Despite a crackdown on mobile phone use by drivers at the wheel, thousands of motorists are still being caught breaking the law.

Since March 1 alone, more than 6,000 drivers have been stopped for mobile phone offences while driving. That equates to 200 offenders a day.


In the same month, the penalty increased to a minimum of a £200 fine and six penalty points.

Steve Gooding, director of motoring research charity The RAC Foundation, said: "Driving is a safety-critical activity that requires our full attention.

"Hands need to be on the wheel and eyes looking out of the windscreen, not down at the phone screen."

A third of the offences were reported from London, making it the highest offending city in the UK.

Details of the offences were obtained by the Press Association under the Freedom of Information Act.

The files also document different examples of offences, including one man who was caught on his mobile phone while driving a 7.5-tonne lorry round a roundabout.

Another was a businessman caught doing his mobile banking while traveling on the M5 motorway near Birmingham.

And in October last year, Tomasz Kroker was jailed for 10 years after he killed a mother and her three children in a horrifying crash on the A34 near Newbury, due to him being distracted by his mobile phone.

President of the AA Edmund King, told the BBC: "We know we can't change the attitudes and actions of all drivers overnight.

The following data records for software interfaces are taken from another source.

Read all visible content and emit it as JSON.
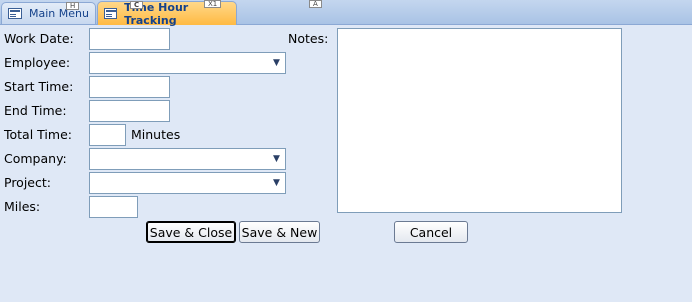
{
  "tabs": [
    {
      "label": "Main Menu",
      "keytip": "H"
    },
    {
      "label": "Time Hour Tracking",
      "keytip": "C"
    }
  ],
  "extra_keytips": [
    "X1",
    "A"
  ],
  "form": {
    "work_date_label": "Work Date:",
    "employee_label": "Employee:",
    "start_time_label": "Start Time:",
    "end_time_label": "End Time:",
    "total_time_label": "Total Time:",
    "minutes_label": "Minutes",
    "company_label": "Company:",
    "project_label": "Project:",
    "miles_label": "Miles:",
    "notes_label": "Notes:"
  },
  "buttons": {
    "save_close": "Save & Close",
    "save_new": "Save & New",
    "cancel": "Cancel"
  },
  "icons": {
    "form_tab": "form-icon",
    "dropdown": "chevron-down-icon"
  }
}
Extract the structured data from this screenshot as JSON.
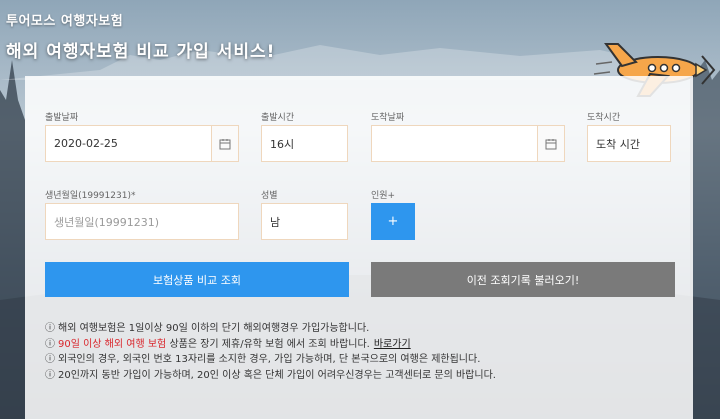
{
  "header": {
    "sub_title": "투어모스 여행자보험",
    "main_title": "해외 여행자보험 비교 가입 서비스!"
  },
  "form": {
    "depart_date": {
      "label": "출발날짜",
      "value": "2020-02-25"
    },
    "depart_time": {
      "label": "출발시간",
      "value": "16시"
    },
    "arrive_date": {
      "label": "도착날짜",
      "value": ""
    },
    "arrive_time": {
      "label": "도착시간",
      "value": "도착 시간"
    },
    "birth": {
      "label": "생년월일(19991231)*",
      "placeholder": "생년월일(19991231)"
    },
    "gender": {
      "label": "성별",
      "value": "남"
    },
    "people": {
      "label": "인원+",
      "button": "+"
    }
  },
  "buttons": {
    "compare": "보험상품 비교 조회",
    "history": "이전 조회기록 불러오기!"
  },
  "notes": {
    "n1": "해외 여행보험은 1일이상 90일 이하의 단기 해외여행경우 가입가능합니다.",
    "n2_red": "90일 이상 해외 여행 보험",
    "n2_rest": "상품은 장기 제휴/유학 보험 에서 조회 바랍니다.",
    "n2_link": "바로가기",
    "n3": "외국인의 경우, 외국인 번호 13자리를 소지한 경우, 가입 가능하며, 단 본국으로의 여행은 제한됩니다.",
    "n4": "20인까지 동반 가입이 가능하며, 20인 이상 혹은 단체 가입이 어려우신경우는 고객센터로 문의 바랍니다."
  },
  "icons": {
    "calendar": "calendar-icon",
    "info": "info-circle-icon",
    "plane": "airplane-icon"
  },
  "colors": {
    "primary_blue": "#2e96ee",
    "gray_button": "#7a7a7a",
    "warning_red": "#d9262c",
    "field_border": "#efd7bd"
  }
}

"We now have stricter penalties so need to continue with education campaigns including driving schools, plus more police enforcement."

By Aidan Rennie-Jones